I give a lot of advice, that is, when someone comes to me for it. And truth be told, sometimes I open the trap and give advice when it’s not asked of me. And then I apologize and remind myself they’re talking because they want someone to listen. So I do. Today I received an email from a woman in college asking for my advice. I’m not a therapist, but when someone asks my opinion, I give it. And now I’m giving it out, here on the blog, because I know it’s what I wish someone walked me through when I was going through it. It applies to so many of us, at many points in our lives, and it’s really what I hung this blog on: rejection.
She (we’ll call her Emily) writes: I just got rejected from rushing the sororities at my school, which many of my friends are involved with. to say the least, i feel broken and worthless. my power was taken away from me by a bunch of overly empowered girls. knowing that this same thing happened to you, and inspired your great success, ‘greek tragedy’, I was hoping you might tell me something, with your usual eloquence, that would let me know that this isn’t the end. that it’s possible to still be happy and lead a full life. that you can still have hundreds of boyfriends, good hair, accessorize well, and have friends fondly referred to as Smelly even though you feel tender and defective right now. tell me that the girls who rejected you are now fat and living in tulsa. tell me something to make it okay please.

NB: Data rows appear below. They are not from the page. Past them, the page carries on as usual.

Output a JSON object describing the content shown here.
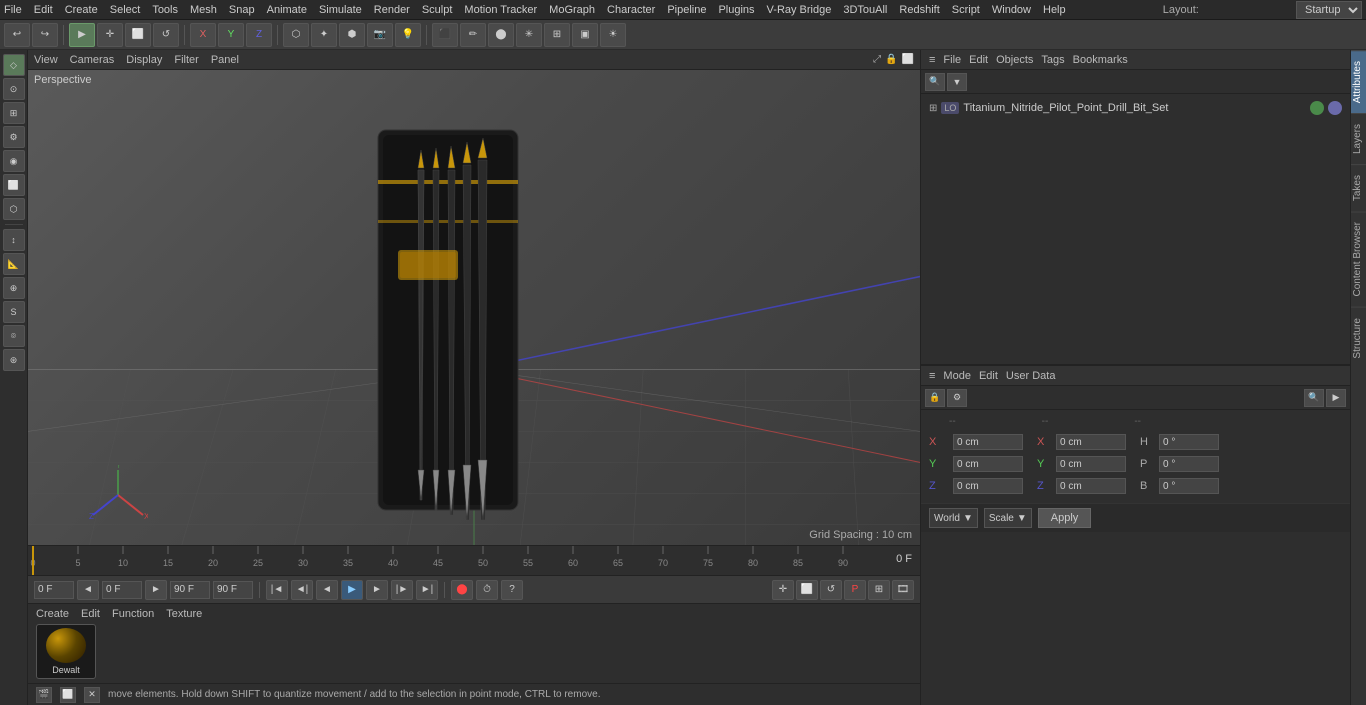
{
  "menu": {
    "items": [
      "File",
      "Edit",
      "Create",
      "Select",
      "Tools",
      "Mesh",
      "Snap",
      "Animate",
      "Simulate",
      "Render",
      "Sculpt",
      "Motion Tracker",
      "MoGraph",
      "Character",
      "Pipeline",
      "Plugins",
      "V-Ray Bridge",
      "3DTouAll",
      "Redshift",
      "Script",
      "Window",
      "Help"
    ]
  },
  "layout": {
    "label": "Layout:",
    "value": "Startup"
  },
  "toolbar": {
    "undo_label": "↩",
    "redo_label": "↪",
    "select_label": "▶",
    "move_label": "+",
    "scale_label": "⬛",
    "rotate_label": "↻",
    "x_label": "X",
    "y_label": "Y",
    "z_label": "Z"
  },
  "viewport": {
    "perspective_label": "Perspective",
    "menus": [
      "View",
      "Cameras",
      "Display",
      "Filter",
      "Panel"
    ],
    "grid_spacing": "Grid Spacing : 10 cm"
  },
  "timeline": {
    "ticks": [
      0,
      5,
      10,
      15,
      20,
      25,
      30,
      35,
      40,
      45,
      50,
      55,
      60,
      65,
      70,
      75,
      80,
      85,
      90
    ],
    "frame_label": "0 F"
  },
  "transport": {
    "start_frame": "0 F",
    "current_frame": "0 F",
    "end_frame": "90 F",
    "end_frame2": "90 F"
  },
  "material": {
    "menus": [
      "Create",
      "Edit",
      "Function",
      "Texture"
    ],
    "item_name": "Dewalt"
  },
  "status": {
    "text": "move elements. Hold down SHIFT to quantize movement / add to the selection in point mode, CTRL to remove.",
    "icon1": "🎬",
    "icon2": "⬜",
    "icon3": "✕"
  },
  "object_manager": {
    "header_icon": "≡",
    "menus": [
      "File",
      "Edit",
      "Objects",
      "Tags",
      "Bookmarks"
    ],
    "object_name": "Titanium_Nitride_Pilot_Point_Drill_Bit_Set"
  },
  "attributes": {
    "menus": [
      "Mode",
      "Edit",
      "User Data"
    ],
    "coords": {
      "x_label": "X",
      "x_val": "0 cm",
      "y_label": "Y",
      "y_val": "0 cm",
      "z_label": "Z",
      "z_val": "0 cm",
      "x2_label": "X",
      "x2_val": "0 cm",
      "y2_label": "Y",
      "y2_val": "0 cm",
      "z2_label": "Z",
      "z2_val": "0 cm",
      "h_label": "H",
      "h_val": "0 °",
      "p_label": "P",
      "p_val": "0 °",
      "b_label": "B",
      "b_val": "0 °"
    },
    "world_label": "World",
    "scale_label": "Scale",
    "apply_label": "Apply"
  },
  "right_tabs": [
    "Takes",
    "Content Browser",
    "Structure"
  ],
  "far_right_tabs": [
    "Attributes",
    "Layers"
  ]
}
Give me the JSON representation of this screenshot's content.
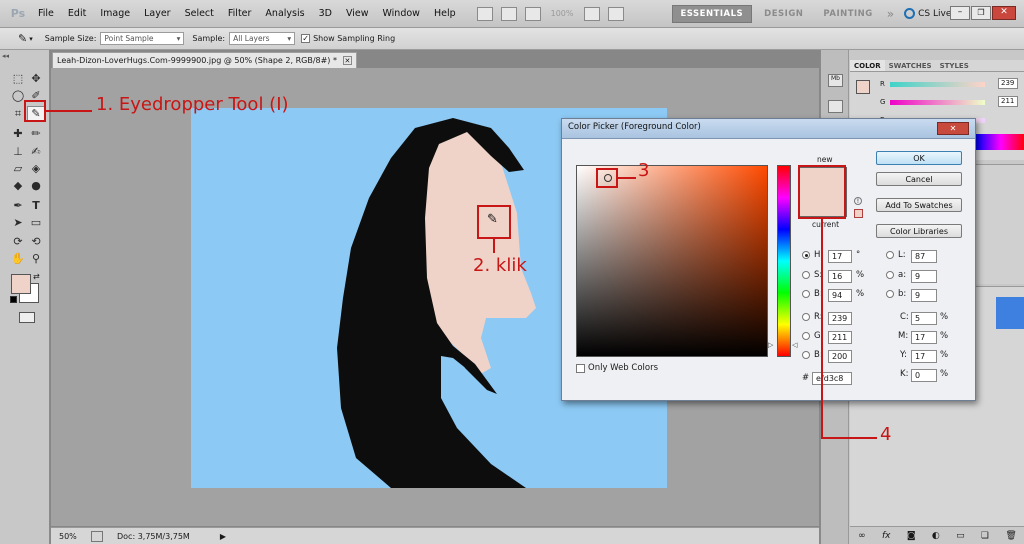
{
  "app": {
    "logo": "Ps",
    "menus": [
      "File",
      "Edit",
      "Image",
      "Layer",
      "Select",
      "Filter",
      "Analysis",
      "3D",
      "View",
      "Window",
      "Help"
    ],
    "zoom_display": "100%",
    "workspaces": [
      "ESSENTIALS",
      "DESIGN",
      "PAINTING"
    ],
    "active_workspace": "ESSENTIALS",
    "cs_live": "CS Live"
  },
  "options_bar": {
    "sample_size_label": "Sample Size:",
    "sample_size_value": "Point Sample",
    "sample_label": "Sample:",
    "sample_value": "All Layers",
    "show_ring_label": "Show Sampling Ring",
    "show_ring_checked": true
  },
  "document": {
    "tab_title": "Leah-Dizon-LoverHugs.Com-9999900.jpg @ 50% (Shape 2, RGB/8#) *",
    "zoom": "50%",
    "doc_info": "Doc: 3,75M/3,75M",
    "canvas_bg": "#8cc9f4",
    "skin_color": "#efd3c8",
    "hair_color": "#0d0d0d"
  },
  "panels": {
    "tabs": [
      "COLOR",
      "SWATCHES",
      "STYLES"
    ],
    "active_tab": "COLOR",
    "r_label": "R",
    "g_label": "G",
    "b_label": "B",
    "r_value": "239",
    "g_value": "211",
    "b_value": "",
    "second_tab_marks": [
      "«"
    ]
  },
  "color_picker": {
    "title": "Color Picker (Foreground Color)",
    "ok": "OK",
    "cancel": "Cancel",
    "add_to_swatches": "Add To Swatches",
    "color_libraries": "Color Libraries",
    "new_label": "new",
    "current_label": "current",
    "only_web_colors": "Only Web Colors",
    "new_color": "#efd3c8",
    "current_color": "#efd3c8",
    "hue_color": "#ff4a00",
    "fields": {
      "H": {
        "label": "H:",
        "value": "17",
        "unit": "°",
        "selected": true
      },
      "S": {
        "label": "S:",
        "value": "16",
        "unit": "%"
      },
      "B": {
        "label": "B:",
        "value": "94",
        "unit": "%"
      },
      "R": {
        "label": "R:",
        "value": "239"
      },
      "G": {
        "label": "G:",
        "value": "211"
      },
      "Bl": {
        "label": "B:",
        "value": "200"
      },
      "L": {
        "label": "L:",
        "value": "87"
      },
      "a": {
        "label": "a:",
        "value": "9"
      },
      "b": {
        "label": "b:",
        "value": "9"
      },
      "C": {
        "label": "C:",
        "value": "5",
        "unit": "%"
      },
      "M": {
        "label": "M:",
        "value": "17",
        "unit": "%"
      },
      "Y": {
        "label": "Y:",
        "value": "17",
        "unit": "%"
      },
      "K": {
        "label": "K:",
        "value": "0",
        "unit": "%"
      }
    },
    "hex_label": "#",
    "hex_value": "efd3c8"
  },
  "annotations": {
    "step1": "1. Eyedropper Tool (I)",
    "step2": "2. klik",
    "step3": "3",
    "step4": "4",
    "color": "#c81515"
  }
}
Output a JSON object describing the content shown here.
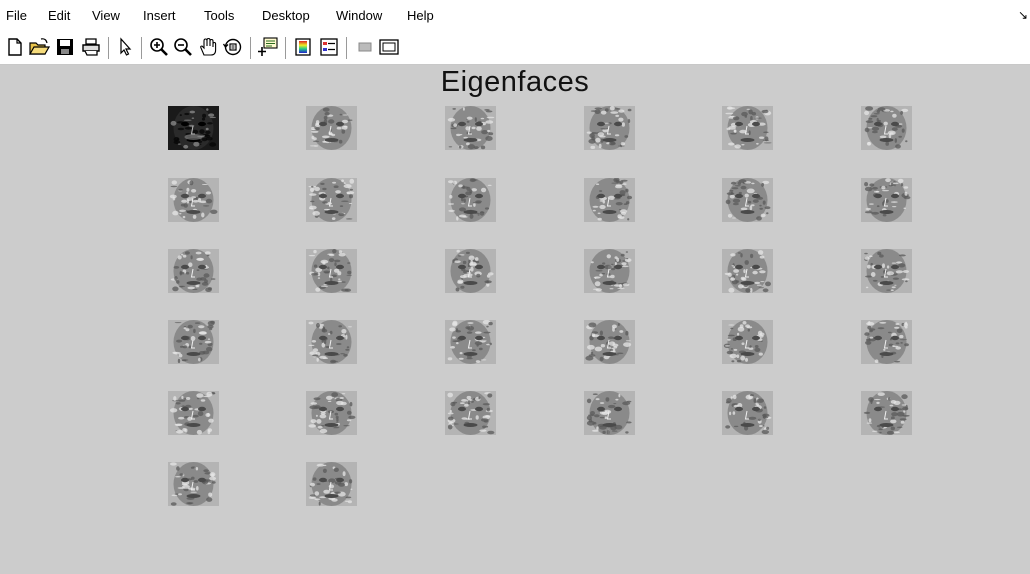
{
  "menubar": {
    "items": [
      "File",
      "Edit",
      "View",
      "Insert",
      "Tools",
      "Desktop",
      "Window",
      "Help"
    ],
    "dock_icon": "dock-arrow-icon"
  },
  "toolbar": {
    "tools": [
      {
        "name": "new-figure-icon"
      },
      {
        "name": "open-file-icon"
      },
      {
        "name": "save-figure-icon"
      },
      {
        "name": "print-figure-icon"
      },
      {
        "name": "edit-plot-icon"
      },
      {
        "name": "zoom-in-icon"
      },
      {
        "name": "zoom-out-icon"
      },
      {
        "name": "pan-icon"
      },
      {
        "name": "rotate-3d-icon"
      },
      {
        "name": "data-cursor-icon"
      },
      {
        "name": "insert-colorbar-icon"
      },
      {
        "name": "insert-legend-icon"
      },
      {
        "name": "hide-plot-tools-icon"
      },
      {
        "name": "show-plot-tools-icon"
      }
    ]
  },
  "figure": {
    "title": "Eigenfaces",
    "eigenface_count": 32,
    "columns": 6
  },
  "colors": {
    "figure_background": "#cccccc",
    "menubar_background": "#ffffff"
  }
}
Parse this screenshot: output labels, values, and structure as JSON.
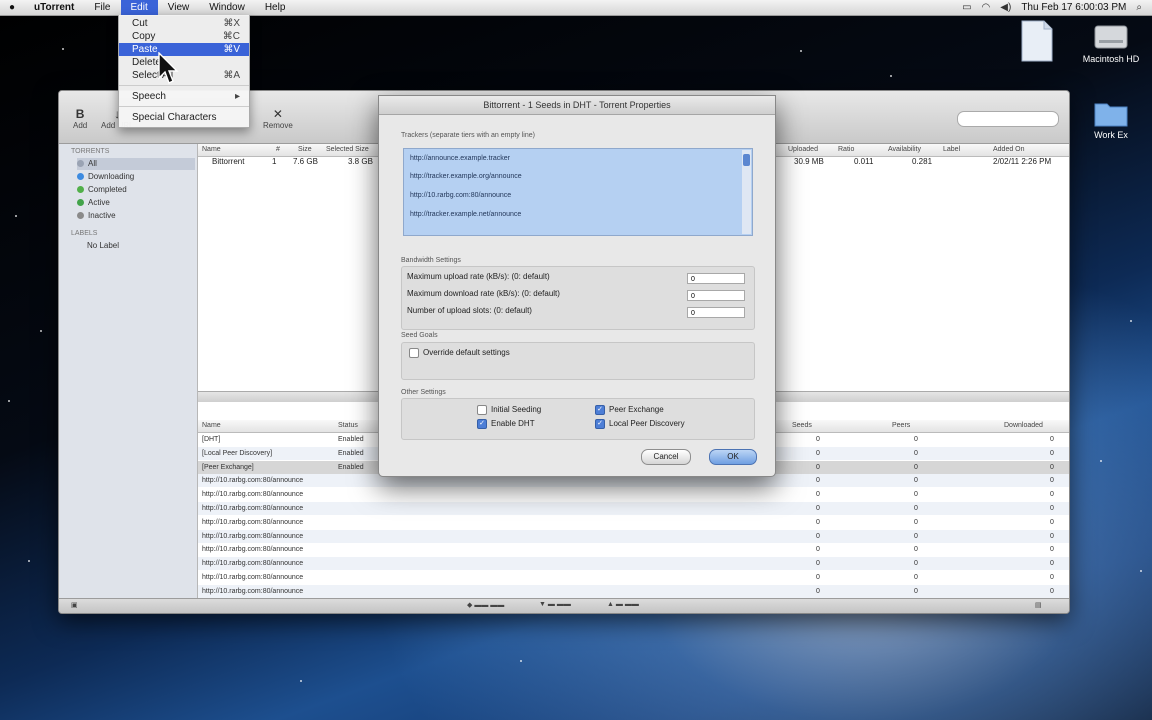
{
  "menubar": {
    "app_name": "uTorrent",
    "items": [
      "File",
      "Edit",
      "View",
      "Window",
      "Help"
    ],
    "active_index": 1,
    "clock": "Thu Feb 17  6:00:03 PM"
  },
  "edit_menu": {
    "items": [
      {
        "label": "Cut",
        "shortcut": "⌘X"
      },
      {
        "label": "Copy",
        "shortcut": "⌘C"
      },
      {
        "label": "Paste",
        "shortcut": "⌘V"
      },
      {
        "label": "Delete",
        "shortcut": ""
      },
      {
        "label": "Select All",
        "shortcut": "⌘A"
      },
      {
        "label": "Speech",
        "shortcut": "▸"
      },
      {
        "label": "Special Characters",
        "shortcut": ""
      }
    ],
    "highlighted_index": 2
  },
  "desktop_icons": [
    {
      "label": "Macintosh HD"
    },
    {
      "label": "Work Ex"
    }
  ],
  "window": {
    "toolbar": {
      "add": "Add",
      "add_url": "Add URL",
      "remove": "Remove"
    },
    "sidebar": {
      "torrents_header": "Torrents",
      "items": [
        {
          "label": "All",
          "color": "#9aa3b3"
        },
        {
          "label": "Downloading",
          "color": "#3d8be0"
        },
        {
          "label": "Completed",
          "color": "#52b04a"
        },
        {
          "label": "Active",
          "color": "#42a34a"
        },
        {
          "label": "Inactive",
          "color": "#8a8a8a"
        }
      ],
      "labels_header": "Labels",
      "no_label": "No Label"
    },
    "torrent_table": {
      "headers": [
        "Name",
        "#",
        "Size",
        "Selected Size",
        "Uploaded",
        "Ratio",
        "Availability",
        "Label",
        "Added On"
      ],
      "rows": [
        {
          "name": "Bittorrent",
          "num": "1",
          "size": "7.6 GB",
          "selected": "3.8 GB",
          "uploaded": "30.9 MB",
          "ratio": "0.011",
          "availability": "0.281",
          "label": "",
          "added": "2/02/11 2:26 PM"
        }
      ]
    },
    "trackers_table": {
      "headers": [
        "Name",
        "Status",
        "Seeds",
        "Peers",
        "Downloaded"
      ],
      "rows": [
        {
          "name": "[DHT]",
          "status": "Enabled",
          "seeds": "0",
          "peers": "0",
          "dl": "0"
        },
        {
          "name": "[Local Peer Discovery]",
          "status": "Enabled",
          "seeds": "0",
          "peers": "0",
          "dl": "0"
        },
        {
          "name": "[Peer Exchange]",
          "status": "Enabled",
          "seeds": "0",
          "peers": "0",
          "dl": "0"
        },
        {
          "name": "http://10.rarbg.com:80/announce",
          "status": "",
          "seeds": "0",
          "peers": "0",
          "dl": "0"
        },
        {
          "name": "http://10.rarbg.com:80/announce",
          "status": "",
          "seeds": "0",
          "peers": "0",
          "dl": "0"
        },
        {
          "name": "http://10.rarbg.com:80/announce",
          "status": "",
          "seeds": "0",
          "peers": "0",
          "dl": "0"
        },
        {
          "name": "http://10.rarbg.com:80/announce",
          "status": "",
          "seeds": "0",
          "peers": "0",
          "dl": "0"
        },
        {
          "name": "http://10.rarbg.com:80/announce",
          "status": "",
          "seeds": "0",
          "peers": "0",
          "dl": "0"
        },
        {
          "name": "http://10.rarbg.com:80/announce",
          "status": "",
          "seeds": "0",
          "peers": "0",
          "dl": "0"
        },
        {
          "name": "http://10.rarbg.com:80/announce",
          "status": "",
          "seeds": "0",
          "peers": "0",
          "dl": "0"
        },
        {
          "name": "http://10.rarbg.com:80/announce",
          "status": "",
          "seeds": "0",
          "peers": "0",
          "dl": "0"
        },
        {
          "name": "http://10.rarbg.com:80/announce",
          "status": "",
          "seeds": "0",
          "peers": "0",
          "dl": "0"
        }
      ]
    }
  },
  "dialog": {
    "title": "Bittorrent - 1 Seeds in DHT - Torrent Properties",
    "trackers_label": "Trackers (separate tiers with an empty line)",
    "trackers": [
      "http://announce.example.tracker",
      "http://tracker.example.org/announce",
      "http://10.rarbg.com:80/announce",
      "http://tracker.example.net/announce"
    ],
    "bandwidth_label": "Bandwidth Settings",
    "max_upload_label": "Maximum upload rate (kB/s): (0: default)",
    "max_upload_value": "0",
    "max_download_label": "Maximum download rate (kB/s): (0: default)",
    "max_download_value": "0",
    "upload_slots_label": "Number of upload slots: (0: default)",
    "upload_slots_value": "0",
    "seed_goals_label": "Seed Goals",
    "override_label": "Override default settings",
    "other_label": "Other Settings",
    "initial_seeding": "Initial Seeding",
    "enable_dht": "Enable DHT",
    "peer_exchange": "Peer Exchange",
    "local_peer": "Local Peer Discovery",
    "cancel": "Cancel",
    "ok": "OK"
  }
}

I respond: Oh Emily, Emily, Emily, look how great a job you did at that cheer up all on your own. You don’t need anyone to tell you you’ll be a success, that you’ll be happy, no one to offer you promises, because just look, look at what you wrote to me. Deep down, or at least intellectually, you know that’s all true. That not being in a sorority will have zero influence on the rest of your life. Emotions, though, man, that’s where it’s hard.
Intellectually you know everything I could tell you, but emotionally you feel like a beat up little girl who wants to sulk and dissect everything for "why"s. Why is the universe singling you out and fucking with you like this? Like I wrote on the blog when it happened to me, LOOK UP. Not cheer up, but look up, realize there is a whole world around you, different options. I know this might sound strange, but stop to think about this for a second: imagine this happened to you on purpose. Not only to make you stronger but maybe to force you to also make new friends, to not rely on an easy system, to force you to grow and leave your familiar boundaries (ones you set for yourself that maybe it’s time to outgrow).
I promise you, five years from now, you will look back at this time and think, "I can’t believe how upset I was over that." Okay, that won’t always be the case. Sometimes you’ll look back and think, "that sucked, but obviously I got over it." Because at the end of the day, rejection just sucks. But it sucks for everyone. If I were you, and I was, I’d turn it around and force a smile and remind myself that I don’t need others to know how awesome I am. Because I know it. And dammit, if I don’t, I’m going to figure out how to know it. I’m going to wake up and decide to do something new, something I’ve never done before. I’m going to make a new friend, to extend myself, offer someone help by going out of my way. Today I’m going to smile to everyone, even if they don’t smile back. Because that’s the beauty of our lives, the ability to change them, to grab hold of them, and live them. Life is too short to still be sulking about it!
And for what it’s worth, the friends of mine who were in sororities ended up dropping out. "What a waste of money. All those dues. And it was all so forced and fake. It’s basically for people who don’t know how to make friends on their own." And also, funny enough, after college, I made friends with a woman (sweet Dulce) who loved her sorority sisters and introduced me to all of them. They’re now some of my closest friends. I’m an honorary Johns Hopkins member of whatever sorority they were all inducted. The point is, you’ll get over this with grace. We don’t get to choose what happens to us, but we can choose how we react to whatever comes our way. Make this an exemplary moment in your life, a time you’ll look back upon and say, "Wow, I’m so proud of how I handled that, with such grace and strength. It was hard for me, but look how I rolled with it, look how well adjusted I was able to be about that." And that will give you strength to face whatever the future might hold.
I hope this helps. I’m posting it on my blog because I think a lot of people need a good pep talk. Because, see, it happens to everyone. The sooner you learn to handle rejection with grace, the better. Because after I dealt with the blow of no sororities wanting me, I dealt with a husband who didn’t want me or the family we’d planned for. So all these rejections are just training us to handle change, to evolve into better, stronger people. It’s what Straight Up and Dirty is all about. And believe it or not, it doesn’t harden you, but it does enable you to realize not only aren’t you alone in any of it, but you’re more compassionate, and are able to bounce back from a blow all the quicker. Not exactly a Tulsa Oklahoma answer, but my truth, just the same.